Meredith Willson’s the Music Man is a nostalgic look back to the Iowa of his boyhood in 1912. The IU Opera Theater’s production salutes his vison with a Sepia Post Card from River City as the curtain and a wonderfully evocative stage and costume setting.
Meredith Wilson has written that when he began The Music Man he had a trunk full of songs and he thought stitching them together into a musical would be easy. He later wrote that almost none of them made it into the show. The memorable music that he did create is full of little delights. Especially for fans Broadway counterpoint “Lida rose” and “Will I Ever Tell You” are first sung separately and then together. “Pickalittle” and “Good Night Ladies” also appear as single numbers and then in combination. Later “Good Night My Someone” in waltz time uses the march tune “Seventy-six Trombones.”
Set designer Steve Kemp has a history of varied designs for the IU Opera Theater with Madama Butterfly, Oklahoma!, and Dead Man Walking. For The Music Man he’s come up some very inventive solutions that strongly serve the period quality of his vision. There are no colorful projections or intricate rotating sets. A simple podium and folding chairs serve for one public location. A painted curtain with a rolling front porch work for the home of the town’s librarian.
Costume Designer Linda Pisano seconds Kemp’s designs with costumes for The Music Man that look as if they could come right out of the catalogues and picture magazines from the 1912 of the show. They’re functional, stylish and wonderfully varied.
Vincent Liotta, long time IU faculty member, director and historian of American musicals has returned to IU. His masterful staging nicely exploits that different parts of the stage and each character seems fully invested in his or her part of the action. Special mention should be made of his graceful handling of the children’s chorus for the important big scenes.
The choreography is by Sarah Hairston. In a couple of scenes with the whole company there’s simply more music than the dancing can support effectively, but the ballet with Harold Hill, Marianne and the students in the library drew solid applause.
Saturday night Luke Robinson was graceful as the music man himself, Professor Harold Hill. Chad Singer was the professor former co-conspirator, Marcellus. Virginia Mims was a knockout as Marian the librarian. Lindsey Allen was effective as Marian’s mother Mrs. Paroo and Callum Miles drew applause for his “Gary Indiana.” One of the special pleasures of this production of The Music Man is The Jordan Crossing Quartet. Four very experienced singers with more than a little stage presence.
Frequent guest Constantine Kitospoulos conducted. Hearing Meredith Wilson’s score with a full orchestra that includes both broad harmonies, the lyrical elements and the generous attention to percussion is a rich delight.

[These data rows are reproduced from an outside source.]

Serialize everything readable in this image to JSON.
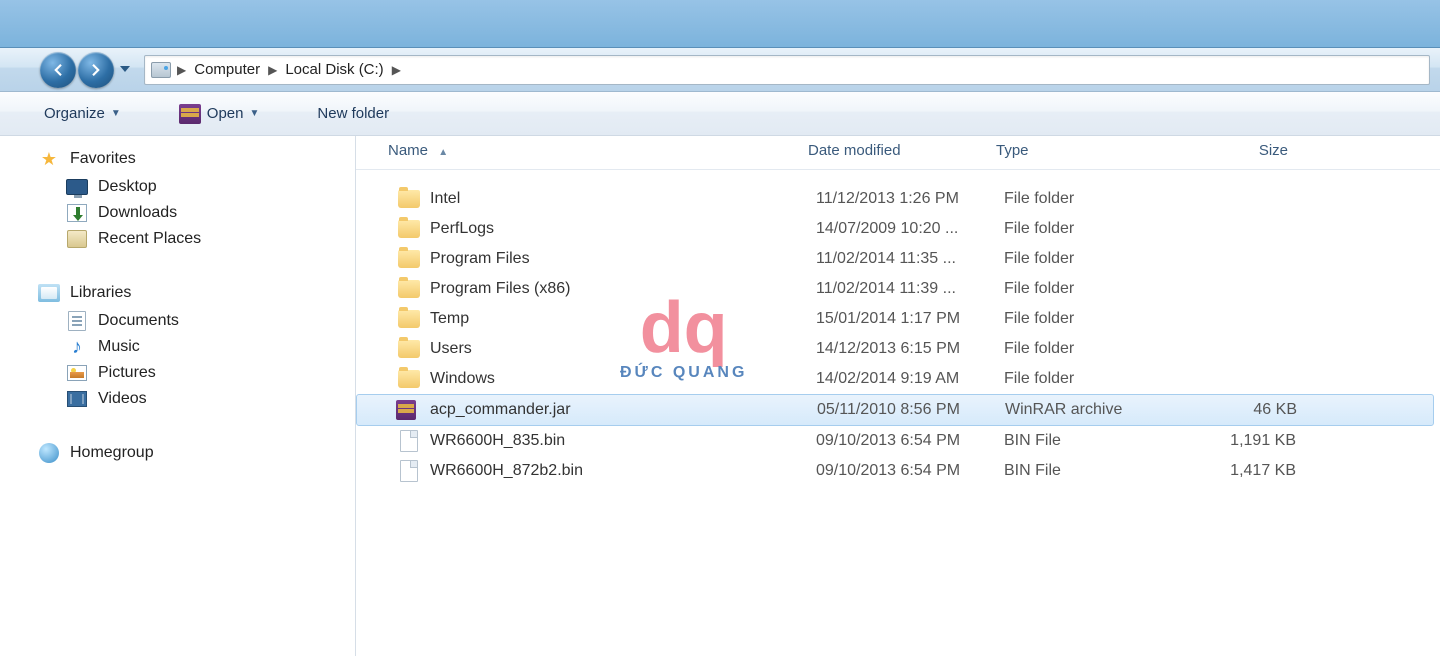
{
  "breadcrumb": {
    "items": [
      "Computer",
      "Local Disk (C:)"
    ]
  },
  "toolbar": {
    "organize": "Organize",
    "open": "Open",
    "new_folder": "New folder"
  },
  "sidebar": {
    "favorites": {
      "label": "Favorites",
      "items": [
        {
          "label": "Desktop",
          "icon": "desktop"
        },
        {
          "label": "Downloads",
          "icon": "downloads"
        },
        {
          "label": "Recent Places",
          "icon": "recent"
        }
      ]
    },
    "libraries": {
      "label": "Libraries",
      "items": [
        {
          "label": "Documents",
          "icon": "doc"
        },
        {
          "label": "Music",
          "icon": "music"
        },
        {
          "label": "Pictures",
          "icon": "pic"
        },
        {
          "label": "Videos",
          "icon": "vid"
        }
      ]
    },
    "homegroup": {
      "label": "Homegroup"
    }
  },
  "columns": {
    "name": "Name",
    "date": "Date modified",
    "type": "Type",
    "size": "Size"
  },
  "files": [
    {
      "name": "Intel",
      "date": "11/12/2013 1:26 PM",
      "type": "File folder",
      "size": "",
      "icon": "folder",
      "selected": false
    },
    {
      "name": "PerfLogs",
      "date": "14/07/2009 10:20 ...",
      "type": "File folder",
      "size": "",
      "icon": "folder",
      "selected": false
    },
    {
      "name": "Program Files",
      "date": "11/02/2014 11:35 ...",
      "type": "File folder",
      "size": "",
      "icon": "folder",
      "selected": false
    },
    {
      "name": "Program Files (x86)",
      "date": "11/02/2014 11:39 ...",
      "type": "File folder",
      "size": "",
      "icon": "folder",
      "selected": false
    },
    {
      "name": "Temp",
      "date": "15/01/2014 1:17 PM",
      "type": "File folder",
      "size": "",
      "icon": "folder",
      "selected": false
    },
    {
      "name": "Users",
      "date": "14/12/2013 6:15 PM",
      "type": "File folder",
      "size": "",
      "icon": "folder",
      "selected": false
    },
    {
      "name": "Windows",
      "date": "14/02/2014 9:19 AM",
      "type": "File folder",
      "size": "",
      "icon": "folder",
      "selected": false
    },
    {
      "name": "acp_commander.jar",
      "date": "05/11/2010 8:56 PM",
      "type": "WinRAR archive",
      "size": "46 KB",
      "icon": "winrar",
      "selected": true
    },
    {
      "name": "WR6600H_835.bin",
      "date": "09/10/2013 6:54 PM",
      "type": "BIN File",
      "size": "1,191 KB",
      "icon": "file",
      "selected": false
    },
    {
      "name": "WR6600H_872b2.bin",
      "date": "09/10/2013 6:54 PM",
      "type": "BIN File",
      "size": "1,417 KB",
      "icon": "file",
      "selected": false
    }
  ],
  "watermark": {
    "text": "ĐỨC QUANG"
  }
}
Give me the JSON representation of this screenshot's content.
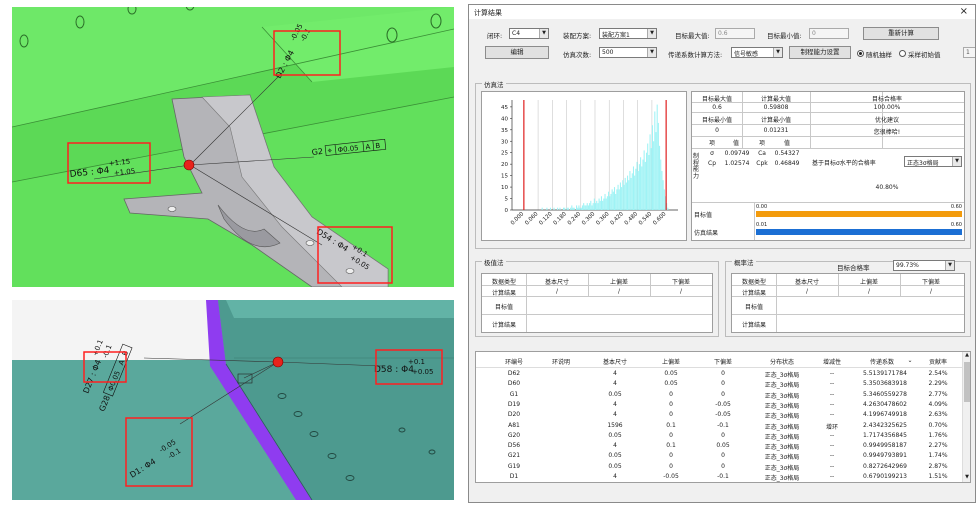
{
  "viewport_top": {
    "annotations": {
      "d2x": "D2",
      "d2x_lower": "-0.05",
      "d2x_upper": "-0.1",
      "d2x_size": ": Φ4",
      "d65_label": "D65 : Φ4",
      "d65_upper": "+1.15",
      "d65_lower": "+1.05",
      "g2x_label": "G2",
      "g2x_symbol": "⌖",
      "g2x_tol": "Φ0.05",
      "g2x_ref_a": "A",
      "g2x_ref_b": "B",
      "d54_label": "D54 : Φ4",
      "d54_upper": "+0.1",
      "d54_lower": "+0.05"
    },
    "colors": {
      "panel": "#62e05c",
      "part": "#a8a8ac",
      "highlight": "#ff2020",
      "marker": "#e8231c"
    }
  },
  "viewport_bottom": {
    "annotations": {
      "d27_label": "D27 : Φ4",
      "d27_upper": "+0.1",
      "d27_lower": "-0.1",
      "g28_label": "G28",
      "g28_tol": "Φ0.05",
      "g28_ref_a": "A",
      "g28_ref_b": "B",
      "d58_label": "D58 : Φ4",
      "d58_upper": "+0.1",
      "d58_lower": "+0.05",
      "d18_label": "D1",
      "d18_size": ": Φ4",
      "d18_upper": "-0.05",
      "d18_lower": "-0.1"
    },
    "colors": {
      "panel": "#4d9a8f",
      "edge": "#8f3cf0"
    }
  },
  "dialog": {
    "title": "计算结果",
    "close": "×",
    "toolbar": {
      "ring_label": "闭环:",
      "ring_value": "C4",
      "plan_label": "装配方案:",
      "plan_value": "装配方案1",
      "target_max_label": "目标最大值:",
      "target_max_value": "0.6",
      "target_min_label": "目标最小值:",
      "target_min_value": "0",
      "recalc_button": "重新计算",
      "edit_button": "编辑",
      "sim_count_label": "仿真次数:",
      "sim_count_value": "500",
      "coef_method_label": "传递系数计算方法:",
      "coef_method_value": "信号敏感",
      "control_setting_button": "制程能力设置",
      "random_sampling_label": "随机抽样",
      "initial_value_label": "采样初始值",
      "initial_value": "1"
    },
    "simulation": {
      "group_label": "仿真法",
      "stats": {
        "max_label": "目标最大值",
        "max_value": "0.6",
        "calc_max_label": "计算最大值",
        "calc_max_value": "0.59808",
        "pass_rate_label": "目标合格率",
        "pass_rate_value": "100.00%",
        "min_label": "目标最小值",
        "min_value": "0",
        "calc_min_label": "计算最小值",
        "calc_min_value": "0.01231",
        "optimize_label": "优化建议",
        "optimize_value": "您很棒哈!",
        "item_label": "项",
        "value_label": "值",
        "sigma_label": "σ",
        "sigma_value": "0.09749",
        "ca_label": "Ca",
        "ca_value": "0.54327",
        "cp_label": "Cp",
        "cp_value": "1.02574",
        "cpk_label": "Cpk",
        "cpk_value": "0.46849",
        "side_label": "制程能力",
        "sigma_rate_label": "基于目标σ水平的合格率",
        "sigma_rate_combo": "正态3σ格局",
        "sigma_rate_value": "40.80%",
        "target_bar_label": "目标值",
        "target_bar_left": "0.00",
        "target_bar_right": "0.60",
        "sim_bar_label": "仿真结果",
        "sim_bar_left": "0.01",
        "sim_bar_right": "0.60"
      }
    },
    "extreme": {
      "group_label": "极值法",
      "headers": [
        "数据类型",
        "基本尺寸",
        "上偏差",
        "下偏差"
      ],
      "row1": [
        "计算结果",
        "/",
        "/",
        "/"
      ],
      "row2_label": "目标值",
      "row3_label": "计算结果"
    },
    "probability": {
      "group_label": "概率法",
      "target_rate_label": "目标合格率",
      "target_rate_value": "99.73%",
      "headers": [
        "数据类型",
        "基本尺寸",
        "上偏差",
        "下偏差"
      ],
      "row1": [
        "计算结果",
        "/",
        "/",
        "/"
      ],
      "row2_label": "目标值",
      "row3_label": "计算结果"
    },
    "table": {
      "headers": [
        "环编号",
        "环说明",
        "基本尺寸",
        "上偏差",
        "下偏差",
        "分布状态",
        "增减性",
        "传递系数",
        "贡献率"
      ],
      "rows": [
        [
          "D62",
          "",
          "4",
          "0.05",
          "0",
          "正态_3σ格局",
          "--",
          "5.5139171784",
          "2.54%"
        ],
        [
          "D60",
          "",
          "4",
          "0.05",
          "0",
          "正态_3σ格局",
          "--",
          "5.3503683918",
          "2.29%"
        ],
        [
          "G1",
          "",
          "0.05",
          "0",
          "0",
          "正态_3σ格局",
          "--",
          "5.3460559278",
          "2.77%"
        ],
        [
          "D19",
          "",
          "4",
          "0",
          "-0.05",
          "正态_3σ格局",
          "--",
          "4.2630478602",
          "4.09%"
        ],
        [
          "D20",
          "",
          "4",
          "0",
          "-0.05",
          "正态_3σ格局",
          "--",
          "4.1996749918",
          "2.63%"
        ],
        [
          "A81",
          "",
          "1596",
          "0.1",
          "-0.1",
          "正态_3σ格局",
          "增环",
          "2.4342325625",
          "0.70%"
        ],
        [
          "G20",
          "",
          "0.05",
          "0",
          "0",
          "正态_3σ格局",
          "--",
          "1.7174356845",
          "1.76%"
        ],
        [
          "D56",
          "",
          "4",
          "0.1",
          "0.05",
          "正态_3σ格局",
          "--",
          "0.9949958187",
          "2.27%"
        ],
        [
          "G21",
          "",
          "0.05",
          "0",
          "0",
          "正态_3σ格局",
          "--",
          "0.9949793891",
          "1.74%"
        ],
        [
          "G19",
          "",
          "0.05",
          "0",
          "0",
          "正态_3σ格局",
          "--",
          "0.8272642969",
          "2.87%"
        ],
        [
          "D1",
          "",
          "4",
          "-0.05",
          "-0.1",
          "正态_3σ格局",
          "--",
          "0.6790199213",
          "1.51%"
        ]
      ],
      "sort_icon": "chevron-down-icon"
    }
  },
  "chart_data": {
    "type": "bar",
    "title": "",
    "xlabel": "",
    "ylabel": "",
    "ylim": [
      0,
      48
    ],
    "xlim": [
      -0.05,
      0.65
    ],
    "x_ticks": [
      "0.000",
      "0.060",
      "0.120",
      "0.180",
      "0.240",
      "0.300",
      "0.360",
      "0.420",
      "0.480",
      "0.540",
      "0.600"
    ],
    "y_ticks": [
      0,
      5,
      10,
      15,
      20,
      25,
      30,
      35,
      40,
      45
    ],
    "limit_lines": [
      0.0,
      0.6
    ],
    "bar_color": "#9ff3f5",
    "limit_color": "#e02020",
    "bin_start": 0.01,
    "bin_width": 0.005,
    "values": [
      0,
      0,
      0,
      0,
      0,
      0,
      0,
      0,
      0,
      0,
      0,
      0,
      0,
      1,
      0,
      0,
      0,
      1,
      0,
      0,
      1,
      0,
      0,
      1,
      0,
      0,
      1,
      0,
      1,
      0,
      0,
      1,
      1,
      0,
      1,
      1,
      0,
      1,
      2,
      1,
      1,
      0,
      2,
      1,
      2,
      1,
      1,
      2,
      3,
      2,
      2,
      3,
      2,
      3,
      4,
      2,
      3,
      5,
      3,
      4,
      3,
      5,
      4,
      6,
      4,
      5,
      7,
      5,
      6,
      8,
      6,
      7,
      9,
      8,
      10,
      7,
      9,
      11,
      9,
      12,
      10,
      13,
      11,
      14,
      12,
      15,
      13,
      17,
      14,
      16,
      19,
      15,
      18,
      21,
      17,
      20,
      23,
      19,
      22,
      26,
      21,
      25,
      29,
      24,
      33,
      27,
      37,
      30,
      43,
      34,
      46,
      38,
      28,
      22,
      17,
      13,
      9,
      6,
      3,
      1,
      0
    ]
  }
}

IU Opera Theater’s production of Meredith Willson’s The Music Man has final performances this Friday and Saturday in the Musical Arts Center. While you’re there you can pick up a new booklet listing the upcoming 2017/18 Opera Ballet Season.
At the theatre for you, I’m George Walker